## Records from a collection
- - - - - - -

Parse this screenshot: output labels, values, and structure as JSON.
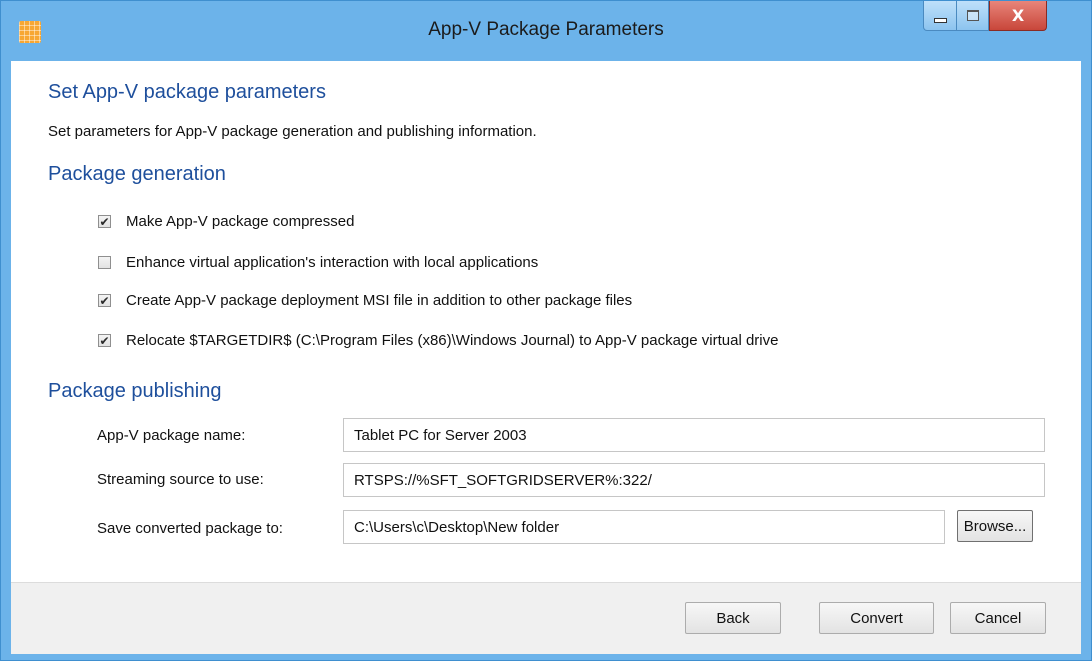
{
  "window": {
    "title": "App-V Package Parameters",
    "icons": {
      "app": "app-grid-icon",
      "minimize": "minimize-icon",
      "maximize": "maximize-icon",
      "close": "close-icon"
    },
    "close_glyph": "X"
  },
  "page": {
    "heading": "Set App-V package parameters",
    "description": "Set parameters for App-V package generation and publishing information."
  },
  "generation": {
    "heading": "Package generation",
    "options": [
      {
        "label": "Make App-V package compressed",
        "checked": true
      },
      {
        "label": "Enhance virtual application's interaction with local applications",
        "checked": false
      },
      {
        "label": "Create App-V package deployment MSI file in addition to other package files",
        "checked": true
      },
      {
        "label": "Relocate $TARGETDIR$ (C:\\Program Files (x86)\\Windows Journal) to App-V package virtual drive",
        "checked": true
      }
    ]
  },
  "publishing": {
    "heading": "Package publishing",
    "package_name": {
      "label": "App-V package name:",
      "value": "Tablet PC for Server 2003"
    },
    "streaming_source": {
      "label": "Streaming source to use:",
      "value": "RTSPS://%SFT_SOFTGRIDSERVER%:322/"
    },
    "save_to": {
      "label": "Save converted package to:",
      "value": "C:\\Users\\c\\Desktop\\New folder"
    },
    "browse_label": "Browse..."
  },
  "footer": {
    "back_label": "Back",
    "convert_label": "Convert",
    "cancel_label": "Cancel"
  },
  "colors": {
    "accent": "#1e4f9c",
    "titlebar": "#6cb3ea",
    "close_button": "#c8463a"
  }
}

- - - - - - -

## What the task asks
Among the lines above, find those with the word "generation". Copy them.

## Answer space
    "description": "Set parameters for App-V package generation and publishing information."
  "generation": {
    "heading": "Package generation",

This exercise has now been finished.